The Panasonic DMP-BD65P’s $150 price makes it downright tempting, especially for a Blu-ray player that also streams video via the Internet. But a clumsy remote control and poorly designed on-screen menus make it difficult to use. And the images that the player sends to your HDTV, while usually good and occasionally very good, can’t match what we’ve seen from the best players.
Our image quality judges, for the most part, often found the DMP-BD65P to be slightly better than our reference player, the Sony PlayStation 3. The colors in the animated Cars (chapter 1) were slightly better. Judging from the black and white Good Night and Good Luck (also chapter 1), the white balance was an improvement—by just a bit. There was more contrast and detail in chapter 3 of the Phantom of the Opera Blu-ray (2004 version). One judge thought the DVD version of the same scene was slightly superior to the PS3, but I thought it was slightly worse. In Mission: Impossible III’s chapter 7, I simply couldn’t see a difference.

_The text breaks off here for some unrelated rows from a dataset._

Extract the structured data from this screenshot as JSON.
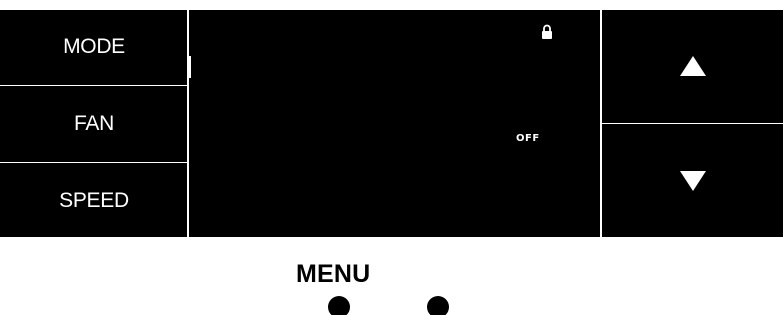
{
  "left_buttons": [
    {
      "label": "MODE"
    },
    {
      "label": "FAN"
    },
    {
      "label": "SPEED"
    }
  ],
  "screen": {
    "status_label": "OFF",
    "lock_icon": "lock-icon"
  },
  "right_buttons": {
    "up_icon": "up-arrow-icon",
    "down_icon": "down-arrow-icon"
  },
  "menu": {
    "label": "MENU"
  },
  "colors": {
    "panel": "#000000",
    "text": "#ffffff",
    "background": "#ffffff"
  }
}
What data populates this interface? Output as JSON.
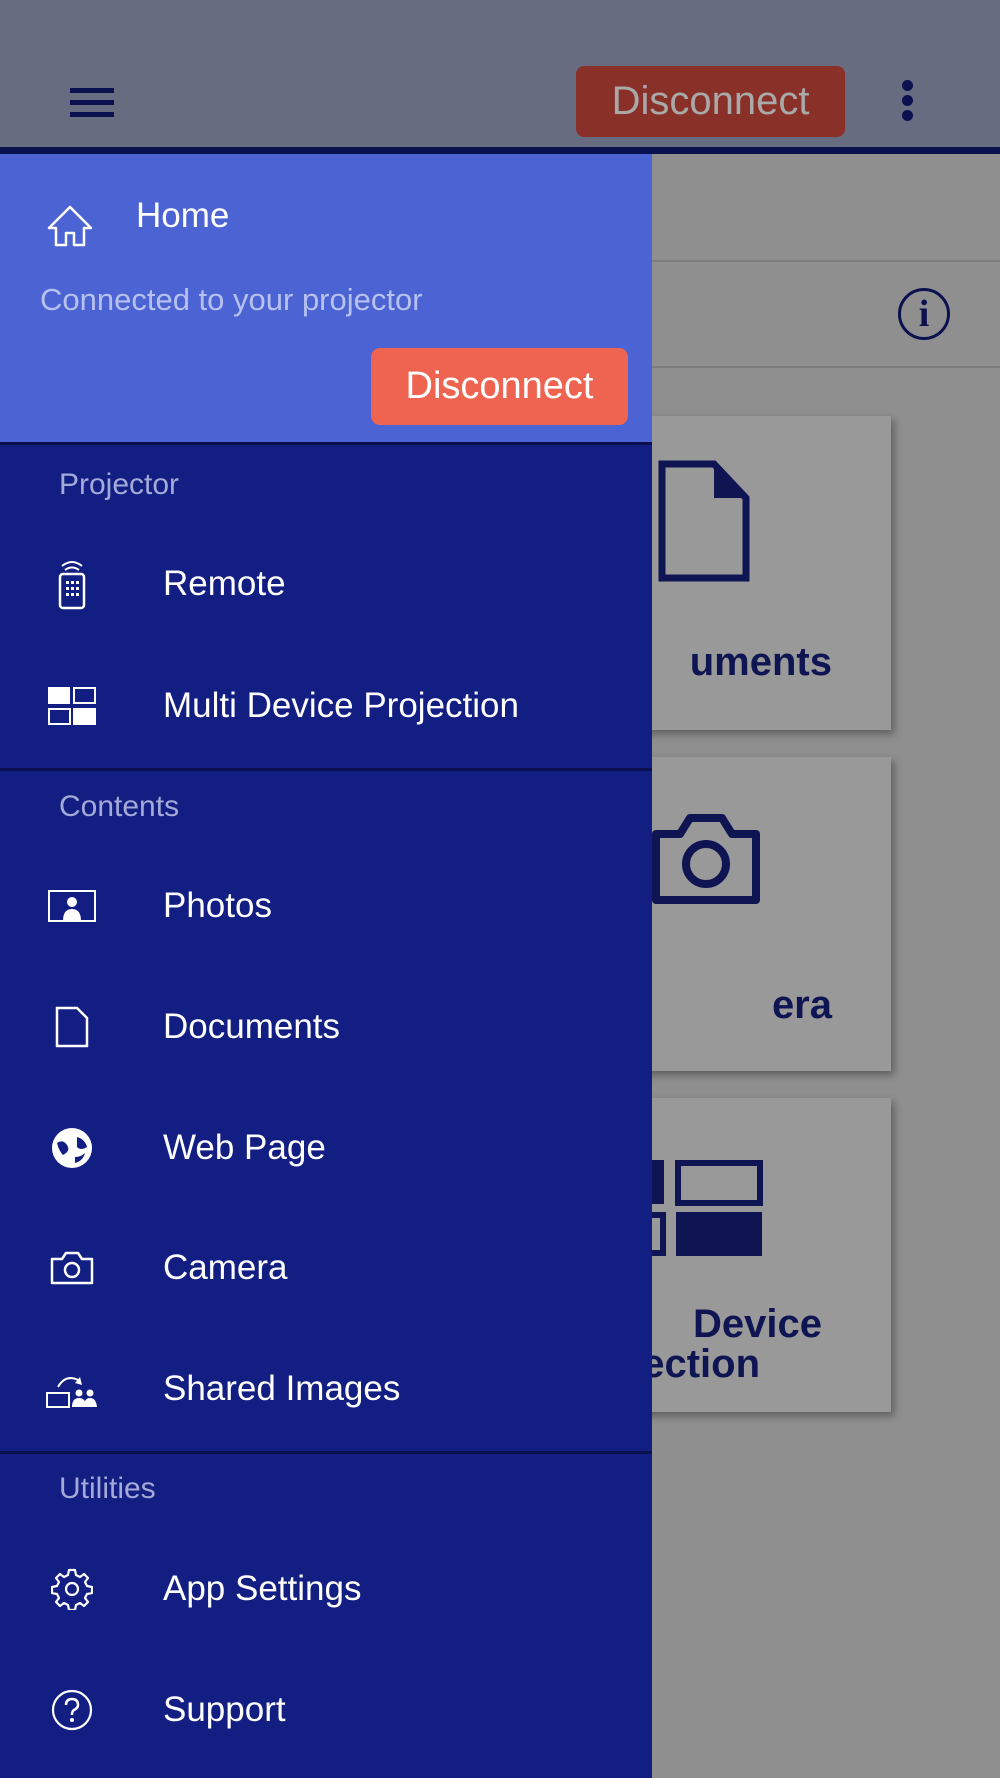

The sole exception: It clearly surpassed the PS3 in chapters 4 and 20 of The Searchers, earning its only Superior scores. Why that film and not the others? Perhaps there’s something about the lush, 1956-style Technicolor and Vistavision photography that the DMP-BD65P could handle better than it could more recent films.

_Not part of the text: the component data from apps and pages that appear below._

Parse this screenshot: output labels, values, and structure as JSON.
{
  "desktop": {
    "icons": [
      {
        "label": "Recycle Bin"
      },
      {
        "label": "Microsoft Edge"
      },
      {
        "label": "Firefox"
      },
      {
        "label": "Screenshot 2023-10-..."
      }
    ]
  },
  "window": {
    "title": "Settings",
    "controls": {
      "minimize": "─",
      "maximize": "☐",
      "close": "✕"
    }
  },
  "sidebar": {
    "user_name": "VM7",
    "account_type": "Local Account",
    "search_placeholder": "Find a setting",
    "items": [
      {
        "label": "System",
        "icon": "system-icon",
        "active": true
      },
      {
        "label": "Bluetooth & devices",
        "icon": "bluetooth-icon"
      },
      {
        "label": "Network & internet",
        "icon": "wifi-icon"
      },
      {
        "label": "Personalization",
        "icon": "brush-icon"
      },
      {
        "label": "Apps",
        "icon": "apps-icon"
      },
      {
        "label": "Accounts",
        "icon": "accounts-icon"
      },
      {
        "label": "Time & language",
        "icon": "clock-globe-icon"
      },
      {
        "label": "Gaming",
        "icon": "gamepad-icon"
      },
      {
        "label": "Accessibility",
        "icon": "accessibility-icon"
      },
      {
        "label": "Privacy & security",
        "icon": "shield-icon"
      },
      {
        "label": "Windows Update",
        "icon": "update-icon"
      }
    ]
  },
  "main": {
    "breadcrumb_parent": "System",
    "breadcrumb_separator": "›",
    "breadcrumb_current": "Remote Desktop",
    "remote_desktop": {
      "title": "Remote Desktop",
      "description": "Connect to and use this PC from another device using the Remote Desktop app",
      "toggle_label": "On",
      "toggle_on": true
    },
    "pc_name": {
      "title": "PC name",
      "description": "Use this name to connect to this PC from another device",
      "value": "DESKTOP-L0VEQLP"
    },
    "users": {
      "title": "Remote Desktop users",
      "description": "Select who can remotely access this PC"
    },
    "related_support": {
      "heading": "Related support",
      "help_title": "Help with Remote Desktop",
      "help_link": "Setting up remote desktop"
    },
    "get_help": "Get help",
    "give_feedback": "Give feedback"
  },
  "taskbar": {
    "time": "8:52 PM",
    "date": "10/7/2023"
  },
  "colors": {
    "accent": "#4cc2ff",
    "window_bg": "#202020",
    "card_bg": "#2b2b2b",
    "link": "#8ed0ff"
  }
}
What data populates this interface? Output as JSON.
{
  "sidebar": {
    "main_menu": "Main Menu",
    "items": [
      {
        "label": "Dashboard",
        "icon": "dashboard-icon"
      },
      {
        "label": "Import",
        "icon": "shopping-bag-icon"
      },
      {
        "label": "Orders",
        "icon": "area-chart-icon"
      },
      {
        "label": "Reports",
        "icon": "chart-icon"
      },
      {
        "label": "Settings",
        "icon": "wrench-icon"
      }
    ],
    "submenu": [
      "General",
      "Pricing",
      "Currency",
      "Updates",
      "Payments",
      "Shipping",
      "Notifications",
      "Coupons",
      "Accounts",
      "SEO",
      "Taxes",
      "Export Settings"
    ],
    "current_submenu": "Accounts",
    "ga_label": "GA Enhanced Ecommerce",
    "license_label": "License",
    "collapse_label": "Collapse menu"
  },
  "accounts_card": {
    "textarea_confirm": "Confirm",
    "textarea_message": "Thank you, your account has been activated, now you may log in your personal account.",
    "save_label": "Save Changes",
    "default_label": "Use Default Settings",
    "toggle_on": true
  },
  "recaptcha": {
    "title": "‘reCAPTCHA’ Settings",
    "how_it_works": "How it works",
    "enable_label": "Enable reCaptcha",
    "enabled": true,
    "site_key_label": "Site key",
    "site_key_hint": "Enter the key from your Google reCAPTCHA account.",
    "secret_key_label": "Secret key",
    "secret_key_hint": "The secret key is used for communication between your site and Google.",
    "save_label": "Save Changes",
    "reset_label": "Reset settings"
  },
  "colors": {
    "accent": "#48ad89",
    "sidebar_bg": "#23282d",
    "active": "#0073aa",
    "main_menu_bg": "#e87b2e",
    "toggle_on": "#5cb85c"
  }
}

The DMP-BD65P comes with quite a few Internet streaming video options, including the usual Netflix and YouTube. Netflix is still the older interface, which requires you to set up your Instant Queue of movies on a computer (by contrast, the Vizio VBR200W allows you to select movies directly, without your computer). The Netflix image quality is watchable, but as expected nowhere close to Blu-ray.

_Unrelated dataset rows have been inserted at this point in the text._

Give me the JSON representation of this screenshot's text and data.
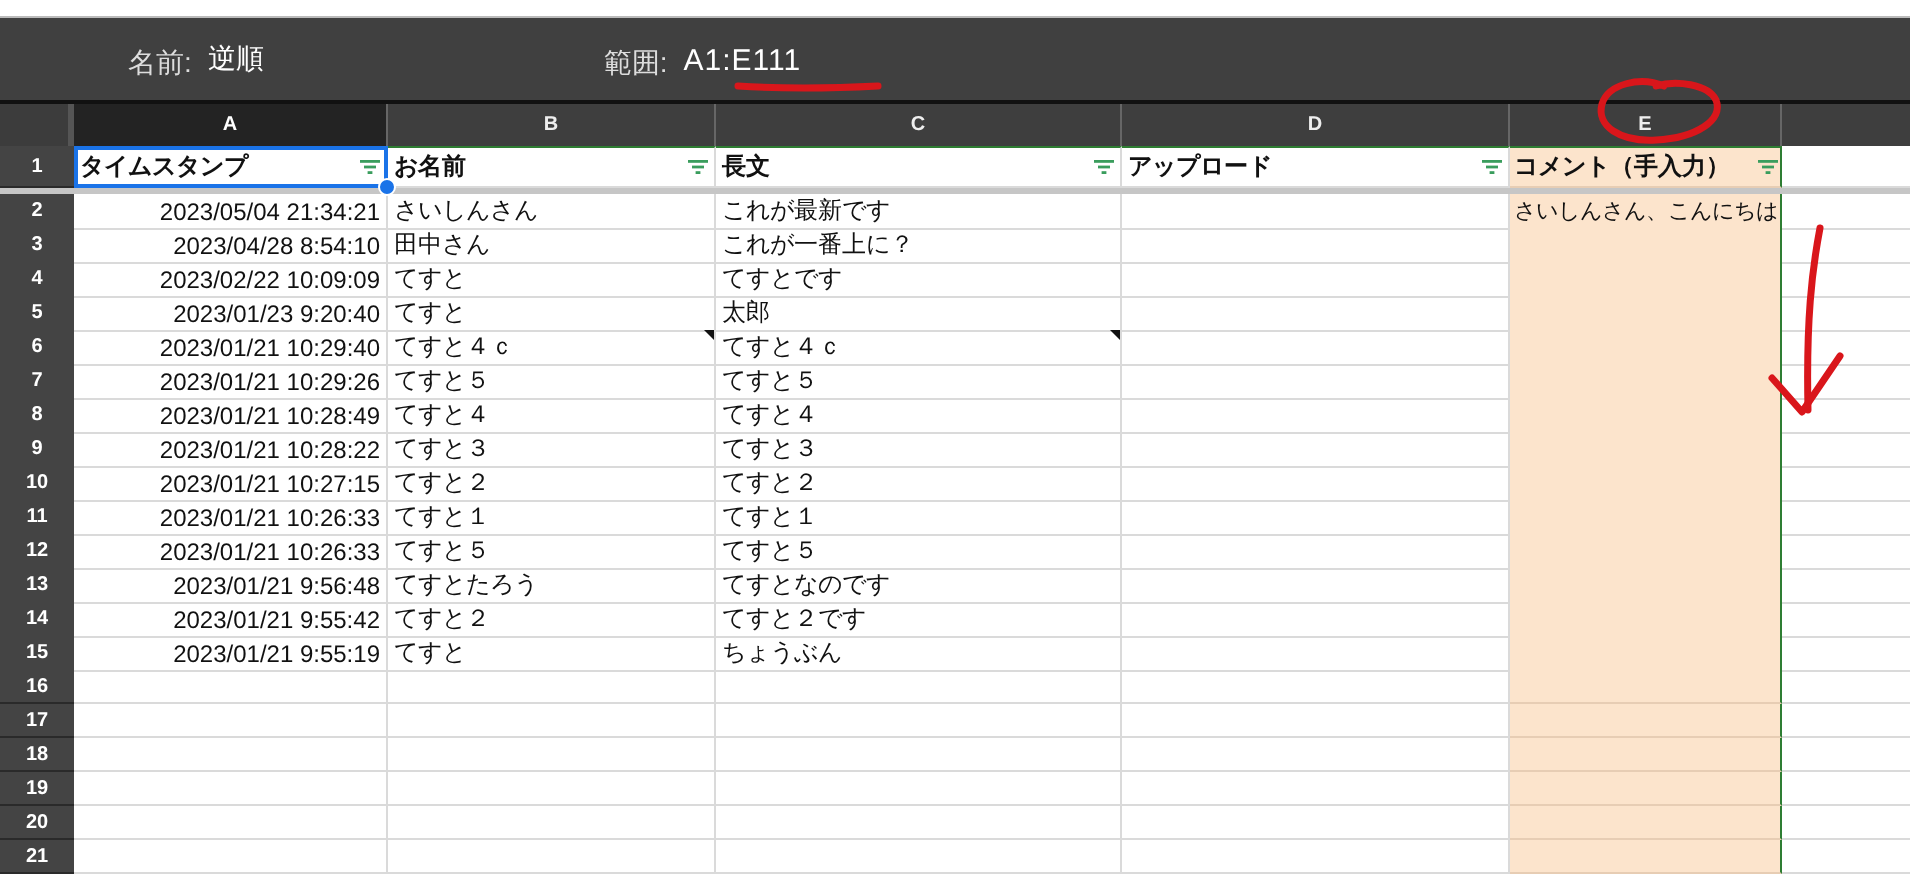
{
  "named_range": {
    "name_label": "名前:",
    "name": "逆順",
    "range_label": "範囲:",
    "range": "A1:E111"
  },
  "columns": [
    {
      "label": "A",
      "selected": true,
      "highlighted": false
    },
    {
      "label": "B",
      "selected": false,
      "highlighted": false
    },
    {
      "label": "C",
      "selected": false,
      "highlighted": false
    },
    {
      "label": "D",
      "selected": false,
      "highlighted": false
    },
    {
      "label": "E",
      "selected": false,
      "highlighted": true
    }
  ],
  "header_row": {
    "row": "1",
    "cells": [
      {
        "text": "タイムスタンプ",
        "selected": true,
        "filter": true
      },
      {
        "text": "お名前",
        "selected": false,
        "filter": true
      },
      {
        "text": "長文",
        "selected": false,
        "filter": true
      },
      {
        "text": "アップロード",
        "selected": false,
        "filter": true
      },
      {
        "text": "コメント（手入力）",
        "selected": false,
        "filter": true
      }
    ]
  },
  "rows": [
    {
      "row": "2",
      "timestamp": "2023/05/04 21:34:21",
      "name": "さいしんさん",
      "body": "これが最新です",
      "comment": "さいしんさん、こんにちは",
      "name_note": false,
      "body_note": false
    },
    {
      "row": "3",
      "timestamp": "2023/04/28 8:54:10",
      "name": "田中さん",
      "body": "これが一番上に？",
      "name_note": false,
      "body_note": false
    },
    {
      "row": "4",
      "timestamp": "2023/02/22 10:09:09",
      "name": "てすと",
      "body": "てすとです",
      "name_note": false,
      "body_note": false
    },
    {
      "row": "5",
      "timestamp": "2023/01/23 9:20:40",
      "name": "てすと",
      "body": "太郎",
      "name_note": false,
      "body_note": false
    },
    {
      "row": "6",
      "timestamp": "2023/01/21 10:29:40",
      "name": "てすと４ｃ",
      "body": "てすと４ｃ",
      "name_note": true,
      "body_note": true
    },
    {
      "row": "7",
      "timestamp": "2023/01/21 10:29:26",
      "name": "てすと５",
      "body": "てすと５",
      "name_note": false,
      "body_note": false
    },
    {
      "row": "8",
      "timestamp": "2023/01/21 10:28:49",
      "name": "てすと４",
      "body": "てすと４",
      "name_note": false,
      "body_note": false
    },
    {
      "row": "9",
      "timestamp": "2023/01/21 10:28:22",
      "name": "てすと３",
      "body": "てすと３",
      "name_note": false,
      "body_note": false
    },
    {
      "row": "10",
      "timestamp": "2023/01/21 10:27:15",
      "name": "てすと２",
      "body": "てすと２",
      "name_note": false,
      "body_note": false
    },
    {
      "row": "11",
      "timestamp": "2023/01/21 10:26:33",
      "name": "てすと１",
      "body": "てすと１",
      "name_note": false,
      "body_note": false
    },
    {
      "row": "12",
      "timestamp": "2023/01/21 10:26:33",
      "name": "てすと５",
      "body": "てすと５",
      "name_note": false,
      "body_note": false
    },
    {
      "row": "13",
      "timestamp": "2023/01/21 9:56:48",
      "name": "てすとたろう",
      "body": "てすとなのです",
      "name_note": false,
      "body_note": false
    },
    {
      "row": "14",
      "timestamp": "2023/01/21 9:55:42",
      "name": "てすと２",
      "body": "てすと２です",
      "name_note": false,
      "body_note": false
    },
    {
      "row": "15",
      "timestamp": "2023/01/21 9:55:19",
      "name": "てすと",
      "body": "ちょうぶん",
      "name_note": false,
      "body_note": false
    }
  ],
  "empty_rows": [
    "16",
    "17",
    "18",
    "19",
    "20",
    "21"
  ]
}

Other streaming options include Picasa, and Amazon’s video-on-demand service.
The DMP-BD65P lacks Wi-Fi capabilities out of the box, but Panasonic sells a Wireless LAN Adapter for $80. Still, by the time you add that into the mix, you could buy a model that has it built-in already.
Although the DMP-BD65P has no local network media capabilities (you can’t enjoy music or photos on your computer through it) you can enjoy them off a flash drive via the player’s USB port. It automatically finds all of the .mp3 or .jpg files on your drive (these are the only music and picture formats it supports), saving you the hassle of opening folders. Although the manual claims that the player supports AVCHD and MPEG2 files, it did not even bring up a Video option when I plugged in the flash drive. Panasonic never got back to us with an answer to this question.
The DMP-BD65P also has an SD Card slot, buy it only supports .jpg photos.
Physically, this is a well-designed player. The Power and Open/Close buttons sit on the top, at the front edge, one in each corner. That makes these buttons (the two you’re most likely to use on the player rather than the remote} very easy to find and press. The only other buttons on the player, Start and Stop, are solid controls with good, tactile feedback.
Unfortunately, nowhere near as much thought went into designing the remote. Smallish in size, it has too many buttons crowded together. The play control buttons (Play, Pause, Skip, and so on) are well-placed and large, but it’s difficult to differentiate Pause from Stop by touch, as you’d likely have to in the dark. This remote is neither backlit nor glow-in-the-dark. The menu control buttons, such as the circle of arrows, are low and difficult to reach. On the other hand, the remote is programmable.
The onscreen menus are blocky and unattractive, and not as easy as they should be. For example, the main menu contains no Setup option. You have to click the Other Functions option to bring up a submenu with only one option on it: Setup. The menus also lack onscreen explanations. Press the remote’s Display button while watching a disc, and instead of information, you get a menu through which you can change the soundtrack, subtitles, and other options. Another remote button, Status, gives you the chapter number, time elapsed and complete time. But there’s no way to display the time remaining or technical information such as the audio and video compression formats.
The DMP-BD65P responds reasonably well. It loaded the Independence Day Blu-ray disc in 49 seconds, which is not exceptional but better than most. It paused almost instantaneously, and skipped to the next chapter after a reasonable wait of about three seconds.
You can power up the DMP-BD65P in about half a second, an amazingly short time in a product category that’s associated with long waits. But there’s a caveat: To get that speed, you have to switch on the power-wasting Quick Start mode, which burns more electricity when your player is “off” than does the default setting.
You can get over the kludgy interface with a little practice. The real question, if you’re considering buying the Panasonic DMP-BD65P, is this: Is less than stellar image quality a reasonable compromise for an Internet-streaming Blu-ray player that only costs $150? When you answer that question, you’ll know if the DMP-BD65P is right for you.